SUPPLIED ENTRIES:

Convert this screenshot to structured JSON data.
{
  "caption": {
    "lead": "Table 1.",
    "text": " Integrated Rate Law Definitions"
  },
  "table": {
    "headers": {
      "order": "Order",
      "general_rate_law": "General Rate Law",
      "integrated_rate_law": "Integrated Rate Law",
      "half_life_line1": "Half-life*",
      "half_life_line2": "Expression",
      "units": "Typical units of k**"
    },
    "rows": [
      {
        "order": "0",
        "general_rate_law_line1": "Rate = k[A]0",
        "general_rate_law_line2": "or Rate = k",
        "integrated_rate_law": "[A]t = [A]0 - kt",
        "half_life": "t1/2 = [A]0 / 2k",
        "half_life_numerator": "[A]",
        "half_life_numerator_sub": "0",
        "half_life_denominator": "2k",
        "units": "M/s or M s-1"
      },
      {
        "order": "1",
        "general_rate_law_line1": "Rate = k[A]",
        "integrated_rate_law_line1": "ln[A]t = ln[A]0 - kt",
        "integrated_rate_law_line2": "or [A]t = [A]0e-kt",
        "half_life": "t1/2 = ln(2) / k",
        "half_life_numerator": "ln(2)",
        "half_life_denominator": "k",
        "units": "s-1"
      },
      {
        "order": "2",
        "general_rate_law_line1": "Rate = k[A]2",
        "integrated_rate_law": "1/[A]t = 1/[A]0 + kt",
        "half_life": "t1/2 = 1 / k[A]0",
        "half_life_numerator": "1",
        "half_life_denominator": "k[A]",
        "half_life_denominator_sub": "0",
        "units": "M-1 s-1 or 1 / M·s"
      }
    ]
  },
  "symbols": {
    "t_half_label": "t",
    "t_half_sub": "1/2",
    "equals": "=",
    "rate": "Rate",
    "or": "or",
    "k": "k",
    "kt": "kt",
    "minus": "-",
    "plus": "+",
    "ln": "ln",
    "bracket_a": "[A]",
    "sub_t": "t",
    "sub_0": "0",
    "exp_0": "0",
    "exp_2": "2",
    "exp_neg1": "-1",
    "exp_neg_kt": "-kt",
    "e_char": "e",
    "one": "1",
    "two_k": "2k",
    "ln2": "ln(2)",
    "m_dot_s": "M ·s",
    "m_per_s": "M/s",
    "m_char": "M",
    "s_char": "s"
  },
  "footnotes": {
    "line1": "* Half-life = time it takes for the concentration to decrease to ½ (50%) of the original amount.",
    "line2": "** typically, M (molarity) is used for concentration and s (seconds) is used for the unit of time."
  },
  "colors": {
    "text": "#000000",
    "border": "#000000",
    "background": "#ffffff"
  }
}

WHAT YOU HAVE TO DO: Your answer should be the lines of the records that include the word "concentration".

SOLUTION:
    "line1": "* Half-life = time it takes for the concentration to decrease to ½ (50%) of the original amount.",
    "line2": "** typically, M (molarity) is used for concentration and s (seconds) is used for the unit of time."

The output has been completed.